-------- DATASET CONTENT

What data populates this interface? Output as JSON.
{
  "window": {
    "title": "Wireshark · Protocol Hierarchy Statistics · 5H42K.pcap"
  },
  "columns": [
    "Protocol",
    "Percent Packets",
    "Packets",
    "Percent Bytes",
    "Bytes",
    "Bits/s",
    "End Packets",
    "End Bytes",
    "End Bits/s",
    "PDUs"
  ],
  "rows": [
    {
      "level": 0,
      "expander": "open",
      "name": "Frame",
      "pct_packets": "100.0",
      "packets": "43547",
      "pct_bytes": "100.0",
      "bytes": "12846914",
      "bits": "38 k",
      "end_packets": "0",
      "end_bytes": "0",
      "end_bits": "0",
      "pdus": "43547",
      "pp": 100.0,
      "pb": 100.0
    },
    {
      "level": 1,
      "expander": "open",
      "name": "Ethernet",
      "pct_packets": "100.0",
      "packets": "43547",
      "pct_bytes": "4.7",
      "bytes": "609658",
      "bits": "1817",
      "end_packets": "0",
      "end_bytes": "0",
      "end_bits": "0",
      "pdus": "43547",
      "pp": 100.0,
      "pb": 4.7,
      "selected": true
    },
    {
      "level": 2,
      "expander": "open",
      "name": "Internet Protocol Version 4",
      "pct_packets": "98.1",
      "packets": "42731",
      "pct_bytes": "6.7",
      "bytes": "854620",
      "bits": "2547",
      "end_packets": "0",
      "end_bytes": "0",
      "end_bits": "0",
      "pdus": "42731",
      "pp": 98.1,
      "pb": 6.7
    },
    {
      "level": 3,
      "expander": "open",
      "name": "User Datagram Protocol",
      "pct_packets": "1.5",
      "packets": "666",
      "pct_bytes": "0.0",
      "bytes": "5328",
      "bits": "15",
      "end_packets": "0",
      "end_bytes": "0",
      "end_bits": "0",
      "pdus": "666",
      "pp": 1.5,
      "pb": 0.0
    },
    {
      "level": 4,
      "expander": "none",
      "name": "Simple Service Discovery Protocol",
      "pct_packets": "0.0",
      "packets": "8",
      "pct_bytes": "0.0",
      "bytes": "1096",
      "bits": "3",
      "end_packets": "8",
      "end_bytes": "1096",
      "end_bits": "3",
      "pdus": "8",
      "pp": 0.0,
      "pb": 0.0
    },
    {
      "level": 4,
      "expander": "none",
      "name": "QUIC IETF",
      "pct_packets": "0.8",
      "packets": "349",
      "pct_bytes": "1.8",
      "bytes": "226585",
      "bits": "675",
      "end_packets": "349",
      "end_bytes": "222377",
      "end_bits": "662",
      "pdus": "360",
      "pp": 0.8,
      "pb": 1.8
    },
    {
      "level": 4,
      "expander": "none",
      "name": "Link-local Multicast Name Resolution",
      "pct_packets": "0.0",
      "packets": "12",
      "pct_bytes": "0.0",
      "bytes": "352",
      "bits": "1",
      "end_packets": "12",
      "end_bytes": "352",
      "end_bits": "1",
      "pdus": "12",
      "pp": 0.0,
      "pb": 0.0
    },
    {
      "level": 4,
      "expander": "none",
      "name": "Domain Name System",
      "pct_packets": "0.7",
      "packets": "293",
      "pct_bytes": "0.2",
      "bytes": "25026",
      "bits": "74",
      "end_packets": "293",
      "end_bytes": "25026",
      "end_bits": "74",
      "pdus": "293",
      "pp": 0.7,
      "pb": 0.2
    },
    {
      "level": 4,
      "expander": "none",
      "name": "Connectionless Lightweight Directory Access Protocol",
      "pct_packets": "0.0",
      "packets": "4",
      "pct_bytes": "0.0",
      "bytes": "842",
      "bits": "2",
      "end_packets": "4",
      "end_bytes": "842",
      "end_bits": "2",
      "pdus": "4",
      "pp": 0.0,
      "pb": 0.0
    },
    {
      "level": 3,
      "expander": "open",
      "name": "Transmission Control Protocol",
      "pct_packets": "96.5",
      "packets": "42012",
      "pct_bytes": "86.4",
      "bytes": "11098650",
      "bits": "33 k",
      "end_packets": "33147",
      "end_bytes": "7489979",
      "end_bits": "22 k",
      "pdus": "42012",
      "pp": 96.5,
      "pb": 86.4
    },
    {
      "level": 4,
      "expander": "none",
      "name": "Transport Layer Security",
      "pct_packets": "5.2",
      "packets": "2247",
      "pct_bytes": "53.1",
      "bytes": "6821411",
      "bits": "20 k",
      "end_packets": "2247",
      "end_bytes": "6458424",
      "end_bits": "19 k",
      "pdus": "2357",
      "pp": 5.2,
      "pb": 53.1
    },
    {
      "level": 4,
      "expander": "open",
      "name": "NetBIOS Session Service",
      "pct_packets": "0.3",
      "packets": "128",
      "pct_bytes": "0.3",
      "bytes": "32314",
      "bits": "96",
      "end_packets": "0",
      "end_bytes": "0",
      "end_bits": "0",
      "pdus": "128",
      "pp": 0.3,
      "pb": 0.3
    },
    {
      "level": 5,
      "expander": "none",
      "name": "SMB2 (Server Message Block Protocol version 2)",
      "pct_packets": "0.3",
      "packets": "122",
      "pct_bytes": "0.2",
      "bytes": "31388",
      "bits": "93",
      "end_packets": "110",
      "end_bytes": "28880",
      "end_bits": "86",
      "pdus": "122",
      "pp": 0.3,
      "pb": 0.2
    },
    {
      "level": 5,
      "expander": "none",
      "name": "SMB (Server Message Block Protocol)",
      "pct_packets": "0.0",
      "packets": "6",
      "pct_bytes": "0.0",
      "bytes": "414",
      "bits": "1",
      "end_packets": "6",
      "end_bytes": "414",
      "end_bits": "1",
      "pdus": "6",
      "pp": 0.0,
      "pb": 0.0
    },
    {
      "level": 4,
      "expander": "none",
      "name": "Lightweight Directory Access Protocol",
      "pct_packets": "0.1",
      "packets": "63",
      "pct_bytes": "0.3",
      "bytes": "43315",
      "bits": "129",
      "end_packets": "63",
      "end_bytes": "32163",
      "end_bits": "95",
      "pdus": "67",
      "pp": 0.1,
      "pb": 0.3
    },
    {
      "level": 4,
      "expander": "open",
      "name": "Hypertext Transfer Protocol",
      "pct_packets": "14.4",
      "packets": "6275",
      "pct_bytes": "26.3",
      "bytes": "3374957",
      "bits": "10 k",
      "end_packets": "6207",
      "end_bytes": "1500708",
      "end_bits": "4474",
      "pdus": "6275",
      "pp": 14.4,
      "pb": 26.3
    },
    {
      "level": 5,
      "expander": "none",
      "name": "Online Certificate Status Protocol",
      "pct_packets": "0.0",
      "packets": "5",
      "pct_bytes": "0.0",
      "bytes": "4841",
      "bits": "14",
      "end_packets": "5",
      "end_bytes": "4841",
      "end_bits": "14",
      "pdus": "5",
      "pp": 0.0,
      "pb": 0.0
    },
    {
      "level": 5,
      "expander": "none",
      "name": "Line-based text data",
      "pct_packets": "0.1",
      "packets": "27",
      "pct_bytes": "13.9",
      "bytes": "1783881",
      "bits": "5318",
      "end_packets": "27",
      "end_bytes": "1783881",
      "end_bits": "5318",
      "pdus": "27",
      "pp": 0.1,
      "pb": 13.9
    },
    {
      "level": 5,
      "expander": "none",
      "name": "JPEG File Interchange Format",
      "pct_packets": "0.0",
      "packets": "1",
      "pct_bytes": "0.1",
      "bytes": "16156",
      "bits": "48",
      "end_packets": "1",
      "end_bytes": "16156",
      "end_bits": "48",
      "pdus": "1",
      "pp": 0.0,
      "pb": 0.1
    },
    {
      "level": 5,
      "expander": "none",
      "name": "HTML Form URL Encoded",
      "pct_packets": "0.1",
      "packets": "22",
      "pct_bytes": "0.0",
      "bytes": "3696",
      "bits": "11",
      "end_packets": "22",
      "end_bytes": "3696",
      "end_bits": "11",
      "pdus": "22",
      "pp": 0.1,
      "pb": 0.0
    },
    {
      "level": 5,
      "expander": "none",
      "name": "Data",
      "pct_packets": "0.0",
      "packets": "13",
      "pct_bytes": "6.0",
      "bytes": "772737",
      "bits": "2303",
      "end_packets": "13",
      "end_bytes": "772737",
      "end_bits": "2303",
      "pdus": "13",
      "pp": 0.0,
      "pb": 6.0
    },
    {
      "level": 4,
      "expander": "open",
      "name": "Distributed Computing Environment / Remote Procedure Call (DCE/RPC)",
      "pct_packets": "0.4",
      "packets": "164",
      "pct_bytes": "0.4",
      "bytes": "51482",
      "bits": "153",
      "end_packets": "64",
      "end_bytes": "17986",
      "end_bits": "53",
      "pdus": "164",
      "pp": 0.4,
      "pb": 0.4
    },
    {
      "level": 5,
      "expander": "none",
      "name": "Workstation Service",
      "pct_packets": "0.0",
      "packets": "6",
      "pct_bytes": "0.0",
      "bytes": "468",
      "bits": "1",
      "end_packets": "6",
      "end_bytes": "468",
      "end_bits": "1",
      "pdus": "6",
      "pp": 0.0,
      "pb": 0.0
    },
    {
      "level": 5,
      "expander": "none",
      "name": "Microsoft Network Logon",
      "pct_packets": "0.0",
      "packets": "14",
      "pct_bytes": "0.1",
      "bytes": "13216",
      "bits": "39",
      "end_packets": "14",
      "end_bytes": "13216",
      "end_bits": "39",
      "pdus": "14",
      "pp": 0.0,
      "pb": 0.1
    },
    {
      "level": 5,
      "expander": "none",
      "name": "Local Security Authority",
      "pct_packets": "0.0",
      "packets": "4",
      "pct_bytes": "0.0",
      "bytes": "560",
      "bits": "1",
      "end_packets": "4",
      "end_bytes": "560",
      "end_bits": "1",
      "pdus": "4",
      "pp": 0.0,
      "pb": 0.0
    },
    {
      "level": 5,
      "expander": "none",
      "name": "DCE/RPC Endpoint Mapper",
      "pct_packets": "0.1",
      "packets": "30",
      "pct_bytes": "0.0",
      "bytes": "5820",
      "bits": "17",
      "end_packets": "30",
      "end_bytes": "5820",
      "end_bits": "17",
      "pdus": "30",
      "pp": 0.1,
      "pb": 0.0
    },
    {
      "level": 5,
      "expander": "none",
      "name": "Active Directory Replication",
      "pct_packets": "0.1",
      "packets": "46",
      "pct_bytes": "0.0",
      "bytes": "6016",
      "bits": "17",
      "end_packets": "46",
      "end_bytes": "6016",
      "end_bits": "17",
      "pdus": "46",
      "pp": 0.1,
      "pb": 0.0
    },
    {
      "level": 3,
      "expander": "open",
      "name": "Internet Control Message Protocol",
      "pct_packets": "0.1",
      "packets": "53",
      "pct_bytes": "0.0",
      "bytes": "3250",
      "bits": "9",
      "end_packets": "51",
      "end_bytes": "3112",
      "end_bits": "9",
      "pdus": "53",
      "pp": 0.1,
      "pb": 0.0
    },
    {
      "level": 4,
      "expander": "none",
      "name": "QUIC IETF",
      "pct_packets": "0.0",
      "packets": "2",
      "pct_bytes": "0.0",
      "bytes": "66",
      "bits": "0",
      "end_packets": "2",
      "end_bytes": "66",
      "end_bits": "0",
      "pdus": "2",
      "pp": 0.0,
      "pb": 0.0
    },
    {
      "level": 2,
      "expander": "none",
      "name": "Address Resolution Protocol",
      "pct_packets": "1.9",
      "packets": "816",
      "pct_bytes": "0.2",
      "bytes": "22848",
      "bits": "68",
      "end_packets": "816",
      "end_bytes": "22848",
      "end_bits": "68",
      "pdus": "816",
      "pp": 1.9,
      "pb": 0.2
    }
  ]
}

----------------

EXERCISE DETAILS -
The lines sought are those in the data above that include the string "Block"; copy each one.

THE ANSWER -
      "name": "SMB2 (Server Message Block Protocol version 2)",
      "name": "SMB (Server Message Block Protocol)",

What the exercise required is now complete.